What happens if I don't get new license plates when I move to a different state?

I just bought a car and had it registered and titled in Minnesota. In two months I will be moving down to Florida. Now my Minnesota plates are good for another 10 months, but Florida state law says I must register the car in Florida within 10 days of moving down there. I'm not particularly keen on paying to get Florida plates and a Florida driver's license sooner than I have to, so what happens if I wait till my Minnesota plates expire? If you've been in this situation before, I'd certainly appreciate your input!

In virtually all states, once you establish residence in another state, you are required to switch your plates over (as you obviously already know - in most states it's a month, I'm surprised Florida only gives you ten days).

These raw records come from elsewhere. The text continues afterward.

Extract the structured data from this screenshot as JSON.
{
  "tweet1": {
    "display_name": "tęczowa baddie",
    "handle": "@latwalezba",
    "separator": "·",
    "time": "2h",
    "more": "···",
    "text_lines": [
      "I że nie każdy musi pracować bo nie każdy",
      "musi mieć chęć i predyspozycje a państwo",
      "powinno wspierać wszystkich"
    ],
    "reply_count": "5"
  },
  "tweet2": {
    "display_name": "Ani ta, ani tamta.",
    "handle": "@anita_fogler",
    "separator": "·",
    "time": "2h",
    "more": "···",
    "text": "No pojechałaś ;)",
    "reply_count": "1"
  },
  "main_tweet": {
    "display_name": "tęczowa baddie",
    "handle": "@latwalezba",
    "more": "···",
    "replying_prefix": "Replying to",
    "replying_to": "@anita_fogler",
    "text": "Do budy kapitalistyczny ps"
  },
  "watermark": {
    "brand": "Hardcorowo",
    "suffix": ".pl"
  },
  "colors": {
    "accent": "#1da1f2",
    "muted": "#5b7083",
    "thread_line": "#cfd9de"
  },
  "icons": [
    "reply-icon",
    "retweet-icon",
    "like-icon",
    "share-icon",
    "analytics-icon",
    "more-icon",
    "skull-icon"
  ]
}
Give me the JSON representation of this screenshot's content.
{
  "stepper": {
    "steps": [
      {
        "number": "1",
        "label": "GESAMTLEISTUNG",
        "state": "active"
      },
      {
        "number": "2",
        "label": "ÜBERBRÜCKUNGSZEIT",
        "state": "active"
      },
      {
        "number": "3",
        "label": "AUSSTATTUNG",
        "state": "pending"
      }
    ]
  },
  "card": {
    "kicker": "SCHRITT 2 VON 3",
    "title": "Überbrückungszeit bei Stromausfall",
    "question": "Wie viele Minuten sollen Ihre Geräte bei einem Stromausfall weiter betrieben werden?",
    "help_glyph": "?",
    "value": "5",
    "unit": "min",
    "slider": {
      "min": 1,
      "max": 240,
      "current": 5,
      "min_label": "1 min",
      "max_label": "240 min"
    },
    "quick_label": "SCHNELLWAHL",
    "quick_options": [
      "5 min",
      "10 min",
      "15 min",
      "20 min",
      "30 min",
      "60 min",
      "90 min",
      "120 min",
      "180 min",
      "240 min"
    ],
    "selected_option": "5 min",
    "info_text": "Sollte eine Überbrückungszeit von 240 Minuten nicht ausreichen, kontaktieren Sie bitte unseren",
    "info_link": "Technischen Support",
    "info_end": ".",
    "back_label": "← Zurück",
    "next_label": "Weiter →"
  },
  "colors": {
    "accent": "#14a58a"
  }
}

Enforcing the law is another matter entirely. Minnesota will almost certainly keep your registration active until the scheduled expiration date, since it is likely they have no idea that you have moved. If you are pulled over six months after moving, still have you MN license, and tell the officer you just got there a few days ago, or are still residing in MN and just going back and forth, then (depending on the officer's mood) you may simply receive a warning, as I did when I was living in SC and still kept my CO plates (I was, as you are, reluctant to pay for new plates). If you have a Florida license, Minnesota plates, and your local cop has seen you commuting to work for the last six months, you will probably be cited. In my case, I was travelling out of town and was in a small, one-horse burg I had never been in before, so some fast talking to the cop saved me from a citation. I was military and told him I was waiting for my paperwork to keep my Colorado DL and plates - I even threw in a made-up form number and sounded irritated with the whole process (cops know all about paperwork) - I should have gotten an Oscar for that one.

If you are cited, you can plead your case to the judge (bear in mind that lying in court is illegal), as the state is almost certainly not going to go to any extreme lengths to investigate your whereabouts for what is a misdemeanor traffic offense - it's simply too expensive.

However, to maintain a clean conscience, get your plates changed. If you are in an accident, as noted before, the insurance company may not cover you if they do a little digging and discover you were driving on a technically invalid registration.